[Study material Boundary: Start]
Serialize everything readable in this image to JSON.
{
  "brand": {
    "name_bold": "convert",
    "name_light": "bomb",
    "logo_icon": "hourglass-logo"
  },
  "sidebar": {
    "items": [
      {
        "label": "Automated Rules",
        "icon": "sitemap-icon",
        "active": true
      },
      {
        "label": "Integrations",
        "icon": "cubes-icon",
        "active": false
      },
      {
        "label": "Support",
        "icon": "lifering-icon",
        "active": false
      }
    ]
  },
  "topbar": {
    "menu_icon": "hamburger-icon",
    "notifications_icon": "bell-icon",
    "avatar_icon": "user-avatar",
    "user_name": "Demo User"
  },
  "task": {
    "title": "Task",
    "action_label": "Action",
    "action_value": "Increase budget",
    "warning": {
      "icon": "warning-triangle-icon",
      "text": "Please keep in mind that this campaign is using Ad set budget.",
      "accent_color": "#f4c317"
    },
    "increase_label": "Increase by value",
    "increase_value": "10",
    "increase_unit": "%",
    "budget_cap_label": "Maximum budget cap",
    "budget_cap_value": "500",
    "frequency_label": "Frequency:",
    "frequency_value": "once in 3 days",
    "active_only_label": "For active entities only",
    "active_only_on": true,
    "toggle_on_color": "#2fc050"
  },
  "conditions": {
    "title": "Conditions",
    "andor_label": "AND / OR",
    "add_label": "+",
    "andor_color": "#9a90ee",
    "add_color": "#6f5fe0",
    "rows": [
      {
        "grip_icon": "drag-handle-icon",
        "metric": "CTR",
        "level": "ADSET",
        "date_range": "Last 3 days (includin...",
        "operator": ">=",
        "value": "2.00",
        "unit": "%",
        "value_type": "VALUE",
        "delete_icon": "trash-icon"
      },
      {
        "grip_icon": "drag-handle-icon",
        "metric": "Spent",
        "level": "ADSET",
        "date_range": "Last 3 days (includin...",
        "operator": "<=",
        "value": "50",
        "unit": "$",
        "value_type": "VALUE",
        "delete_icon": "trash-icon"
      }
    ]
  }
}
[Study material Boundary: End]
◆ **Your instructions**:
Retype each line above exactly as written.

◆ **Answer box**:
Serialize everything readable in this image to JSON.
{
  "brand": {
    "name_bold": "convert",
    "name_light": "bomb",
    "logo_icon": "hourglass-logo"
  },
  "sidebar": {
    "items": [
      {
        "label": "Automated Rules",
        "icon": "sitemap-icon",
        "active": true
      },
      {
        "label": "Integrations",
        "icon": "cubes-icon",
        "active": false
      },
      {
        "label": "Support",
        "icon": "lifering-icon",
        "active": false
      }
    ]
  },
  "topbar": {
    "menu_icon": "hamburger-icon",
    "notifications_icon": "bell-icon",
    "avatar_icon": "user-avatar",
    "user_name": "Demo User"
  },
  "task": {
    "title": "Task",
    "action_label": "Action",
    "action_value": "Increase budget",
    "warning": {
      "icon": "warning-triangle-icon",
      "text": "Please keep in mind that this campaign is using Ad set budget.",
      "accent_color": "#f4c317"
    },
    "increase_label": "Increase by value",
    "increase_value": "10",
    "increase_unit": "%",
    "budget_cap_label": "Maximum budget cap",
    "budget_cap_value": "500",
    "frequency_label": "Frequency:",
    "frequency_value": "once in 3 days",
    "active_only_label": "For active entities only",
    "active_only_on": true,
    "toggle_on_color": "#2fc050"
  },
  "conditions": {
    "title": "Conditions",
    "andor_label": "AND / OR",
    "add_label": "+",
    "andor_color": "#9a90ee",
    "add_color": "#6f5fe0",
    "rows": [
      {
        "grip_icon": "drag-handle-icon",
        "metric": "CTR",
        "level": "ADSET",
        "date_range": "Last 3 days (includin...",
        "operator": ">=",
        "value": "2.00",
        "unit": "%",
        "value_type": "VALUE",
        "delete_icon": "trash-icon"
      },
      {
        "grip_icon": "drag-handle-icon",
        "metric": "Spent",
        "level": "ADSET",
        "date_range": "Last 3 days (includin...",
        "operator": "<=",
        "value": "50",
        "unit": "$",
        "value_type": "VALUE",
        "delete_icon": "trash-icon"
      }
    ]
  }
}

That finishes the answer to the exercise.